There are certain metals out there that when mixed with water, create incredibly violent reactions, often times causing large explosions. These metals are Potassium, Sodium, Lithium and Calcium, which get less reactive as you go down the list, meaning that calcium doesn't create as large of a reaction as potassium would. The metals all form a metal hydroxide as the product of the reaction, thus forming a highly alkaline solution and hydrogen gas. As you may know, hydrogen gas is extremely combustible, and this adds to the explosivity of the reactions. After knowing about these reactions, the next obvious step is to make your own bullets out of them and then shoot them into a tank of water and see what happens. This is exactly what The Backyard Scientist did, and he recorded the whole thing in slow motion as well.
The point of this test is to determine whether the bullets filled with the highly reactive metal would create a large cavity due to the reaction with water.
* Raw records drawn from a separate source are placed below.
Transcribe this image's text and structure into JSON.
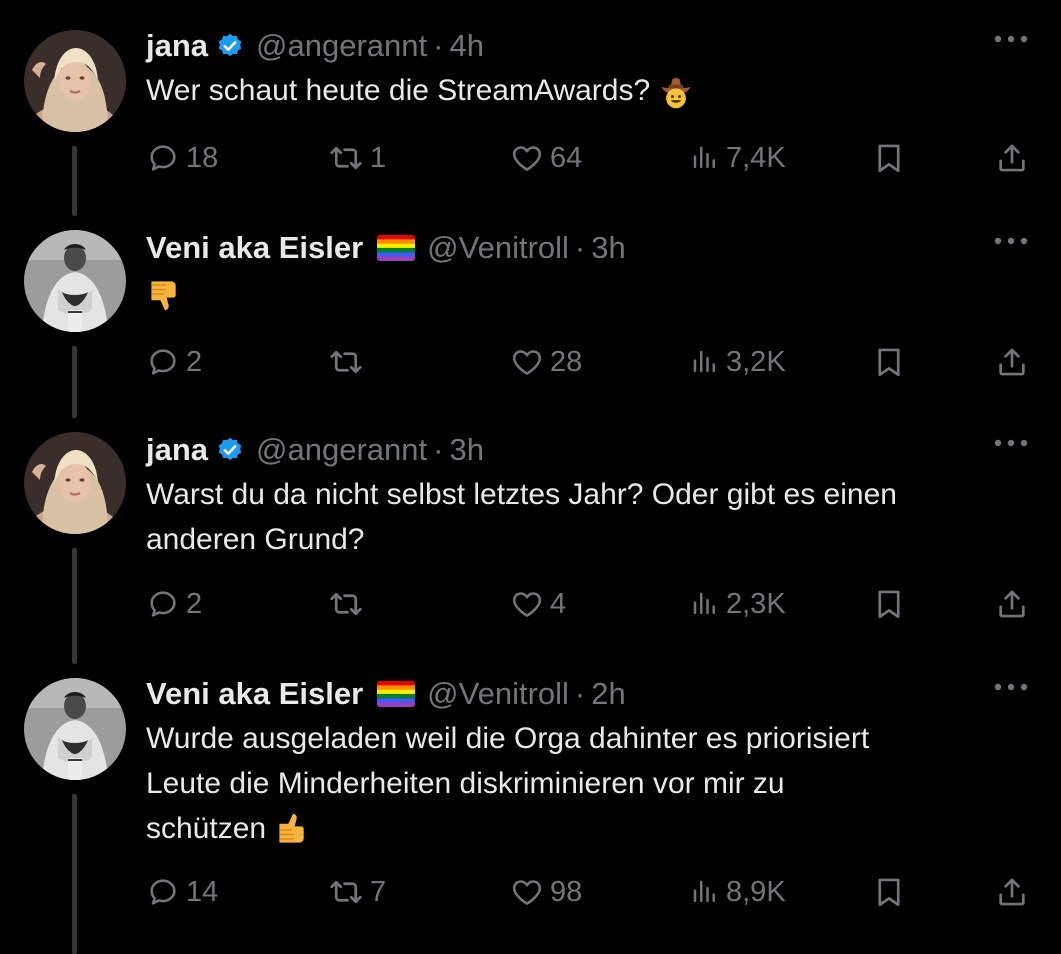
{
  "tweets": [
    {
      "name": "jana",
      "handle": "@angerannt",
      "separator": "·",
      "time": "4h",
      "text": "Wer schaut heute die StreamAwards?",
      "emoji": "cowboy-face",
      "verified": true,
      "flag": false,
      "replies": "18",
      "reposts": "1",
      "likes": "64",
      "views": "7,4K"
    },
    {
      "name": "Veni aka Eisler",
      "handle": "@Venitroll",
      "separator": "·",
      "time": "3h",
      "text": "",
      "emoji": "thumbs-down",
      "verified": false,
      "flag": true,
      "replies": "2",
      "reposts": "",
      "likes": "28",
      "views": "3,2K"
    },
    {
      "name": "jana",
      "handle": "@angerannt",
      "separator": "·",
      "time": "3h",
      "text_line1": "Warst du da nicht selbst letztes Jahr? Oder gibt es einen",
      "text_line2": "anderen Grund?",
      "verified": true,
      "flag": false,
      "replies": "2",
      "reposts": "",
      "likes": "4",
      "views": "2,3K"
    },
    {
      "name": "Veni aka Eisler",
      "handle": "@Venitroll",
      "separator": "·",
      "time": "2h",
      "text_line1": "Wurde ausgeladen weil die Orga dahinter es priorisiert",
      "text_line2": "Leute die Minderheiten diskriminieren vor mir zu",
      "text_line3": "schützen",
      "emoji": "thumbs-up",
      "verified": false,
      "flag": true,
      "replies": "14",
      "reposts": "7",
      "likes": "98",
      "views": "8,9K"
    }
  ],
  "colors": {
    "background": "#000000",
    "primary_text": "#e7e9ea",
    "secondary_text": "#71767b",
    "verified_blue": "#1d9bf0",
    "thread_line": "#333639"
  },
  "icons": [
    "reply-icon",
    "repost-icon",
    "like-icon",
    "views-icon",
    "bookmark-icon",
    "share-icon",
    "more-icon",
    "verified-badge-icon",
    "rainbow-flag-icon"
  ]
}
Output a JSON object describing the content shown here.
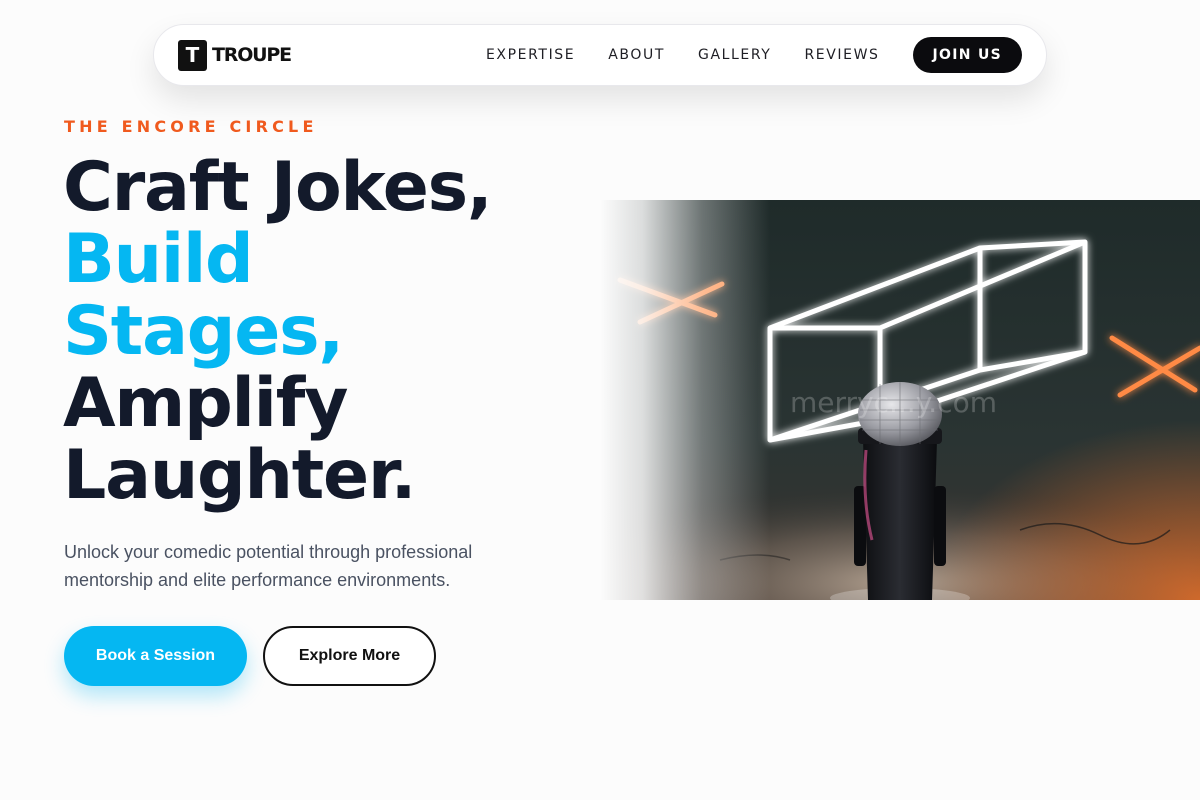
{
  "nav": {
    "brand_mark": "T",
    "brand_name": "TROUPE",
    "links": [
      {
        "label": "EXPERTISE"
      },
      {
        "label": "ABOUT"
      },
      {
        "label": "GALLERY"
      },
      {
        "label": "REVIEWS"
      }
    ],
    "join_label": "JOIN US"
  },
  "hero": {
    "eyebrow": "THE ENCORE CIRCLE",
    "headline": {
      "line1": "Craft Jokes,",
      "line2": "Build",
      "line3": "Stages,",
      "line4": "Amplify",
      "line5": "Laughter."
    },
    "subtext": "Unlock your comedic potential through professional mentorship and elite performance environments.",
    "primary_button": "Book a Session",
    "secondary_button": "Explore More",
    "image": {
      "subject": "microphone on stage with neon lights",
      "watermark": "merryc...y.com"
    }
  },
  "colors": {
    "accent_blue": "#05b7f2",
    "accent_orange": "#f05a1e",
    "heading_dark": "#131a2b",
    "background": "#fcfcfc"
  }
}
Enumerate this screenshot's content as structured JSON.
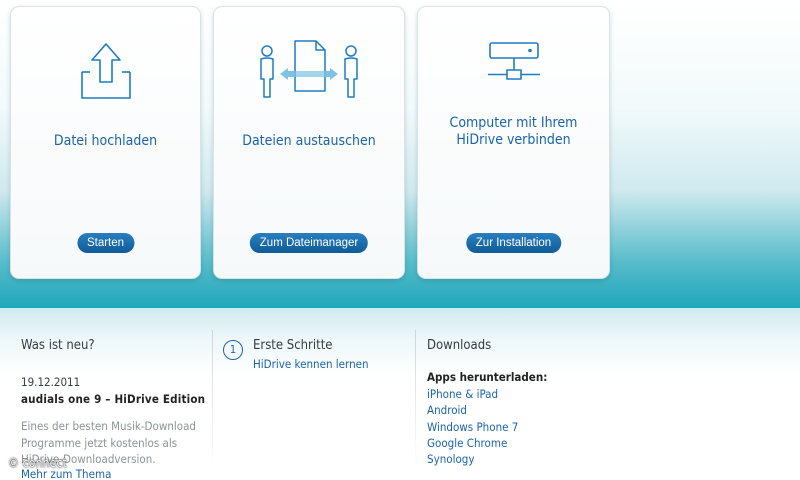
{
  "cards": [
    {
      "title_lines": [
        "Datei hochladen"
      ],
      "button": "Starten",
      "icon": "upload-icon"
    },
    {
      "title_lines": [
        "Dateien austauschen"
      ],
      "button": "Zum Dateimanager",
      "icon": "file-exchange-icon"
    },
    {
      "title_lines": [
        "Computer mit Ihrem",
        "HiDrive verbinden"
      ],
      "button": "Zur Installation",
      "icon": "network-drive-icon"
    }
  ],
  "news": {
    "heading": "Was ist neu?",
    "date": "19.12.2011",
    "headline": "audials one 9 – HiDrive Edition",
    "text_lines": [
      "Eines der besten Musik-Download",
      "Programme jetzt kostenlos als",
      "HiDrive-Downloadversion."
    ],
    "more_link": "Mehr zum Thema"
  },
  "steps": {
    "number": "1",
    "heading": "Erste Schritte",
    "link": "HiDrive kennen lernen"
  },
  "downloads": {
    "heading": "Downloads",
    "subheading": "Apps herunterladen:",
    "items": [
      "iPhone & iPad",
      "Android",
      "Windows Phone 7",
      "Google Chrome",
      "Synology"
    ]
  },
  "watermark": "© connect",
  "colors": {
    "accent": "#1b64a8",
    "button": "#0f5b98",
    "band": "#1ea7ba"
  }
}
It's an intriguing scientific endeavor, but not necessarily one that will ever be practically applied. He starts in creating the bullets by modifying current ammunition and filling the tips with the various forms of metals. After custom building a fish tank to fill with water and fire into, the tests are ready to begin.
Watching bullets get fired into water is awesome regardless of what they are made of. By far the coolest thing that happens (let me nerd out here for a moment) is cavitation when the bullet enters the water. If you don't know what cavitation is, let me explain it simply. As the bullet enters the water, it is moving at a very high speed, which then, due to friction, speeds the surrounding water up as well. As the speed of the water increases, the pressure in that fluid decreases, causing it to drop below the fluid's vapor pressure. Vapor pressure is the pressure at which a fluid transitions into a vapor, so as water reaches this state, it spontaneously becomes vapor. As it does this, it also slows down, increasing the pressure and absorbing, through implosion of the gas bubble, back into the surrounding water. It does cyclically and creates a series of implosions, which can be harmful when present near ship's propellers other objects. By far the best example of this is at 5:30 in the above video when the last bullet enters the tank. Who doesn't love series of implosions?
[Image Source: The Backyard Scientist]
This video didn't show any significant effects on the impact the liquid metals had due to their reactions, but it was nonetheless an awesome experiment. The Backyard Scientist will be coming out with more bullet demonstration videos in the near future as a conclusion to this test, so stay tuned!
Written by Trevor English